• [STUDY MATERIAL]
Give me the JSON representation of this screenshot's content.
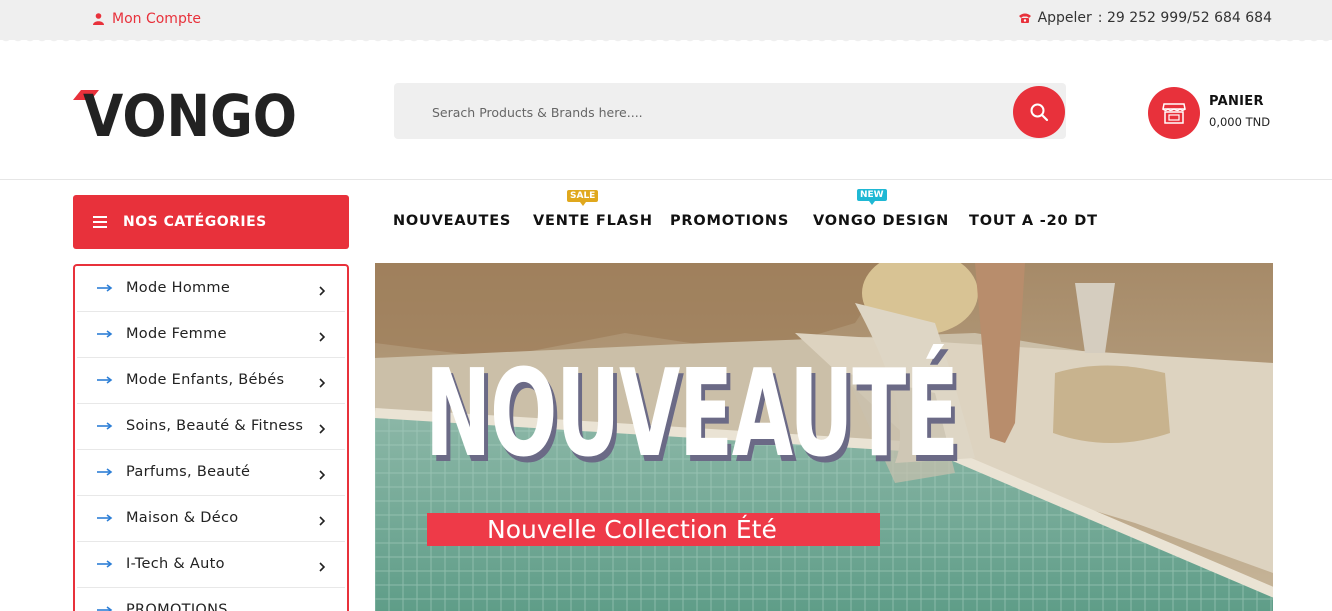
{
  "topbar": {
    "account_label": "Mon Compte",
    "phone_label": "Appeler",
    "phone_numbers": ": 29 252 999/52 684 684"
  },
  "header": {
    "logo_text": "VONGO",
    "search_placeholder": "Serach Products & Brands here....",
    "cart_label": "PANIER",
    "cart_total": "0,000 TND"
  },
  "categories": {
    "title": "NOS CATÉGORIES",
    "items": [
      {
        "label": "Mode Homme"
      },
      {
        "label": "Mode Femme"
      },
      {
        "label": "Mode Enfants, Bébés"
      },
      {
        "label": "Soins, Beauté & Fitness"
      },
      {
        "label": "Parfums, Beauté"
      },
      {
        "label": "Maison & Déco"
      },
      {
        "label": "I-Tech & Auto"
      },
      {
        "label": "PROMOTIONS"
      }
    ]
  },
  "nav": {
    "items": [
      {
        "label": "NOUVEAUTES"
      },
      {
        "label": "VENTE FLASH",
        "badge": "SALE"
      },
      {
        "label": "PROMOTIONS"
      },
      {
        "label": "VONGO DESIGN",
        "badge": "NEW"
      },
      {
        "label": "TOUT A -20 DT"
      }
    ]
  },
  "banner": {
    "title": "NOUVEAUTÉ",
    "subtitle": "Nouvelle Collection Été"
  },
  "colors": {
    "accent": "#e8313b",
    "sale_badge": "#e0a81d",
    "new_badge": "#1fb8d4"
  }
}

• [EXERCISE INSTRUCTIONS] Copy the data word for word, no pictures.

• [TASK OUTPUT]
Give me the JSON representation of this screenshot's content.
{
  "topbar": {
    "account_label": "Mon Compte",
    "phone_label": "Appeler",
    "phone_numbers": ": 29 252 999/52 684 684"
  },
  "header": {
    "logo_text": "VONGO",
    "search_placeholder": "Serach Products & Brands here....",
    "cart_label": "PANIER",
    "cart_total": "0,000 TND"
  },
  "categories": {
    "title": "NOS CATÉGORIES",
    "items": [
      {
        "label": "Mode Homme"
      },
      {
        "label": "Mode Femme"
      },
      {
        "label": "Mode Enfants, Bébés"
      },
      {
        "label": "Soins, Beauté & Fitness"
      },
      {
        "label": "Parfums, Beauté"
      },
      {
        "label": "Maison & Déco"
      },
      {
        "label": "I-Tech & Auto"
      },
      {
        "label": "PROMOTIONS"
      }
    ]
  },
  "nav": {
    "items": [
      {
        "label": "NOUVEAUTES"
      },
      {
        "label": "VENTE FLASH",
        "badge": "SALE"
      },
      {
        "label": "PROMOTIONS"
      },
      {
        "label": "VONGO DESIGN",
        "badge": "NEW"
      },
      {
        "label": "TOUT A -20 DT"
      }
    ]
  },
  "banner": {
    "title": "NOUVEAUTÉ",
    "subtitle": "Nouvelle Collection Été"
  },
  "colors": {
    "accent": "#e8313b",
    "sale_badge": "#e0a81d",
    "new_badge": "#1fb8d4"
  }
}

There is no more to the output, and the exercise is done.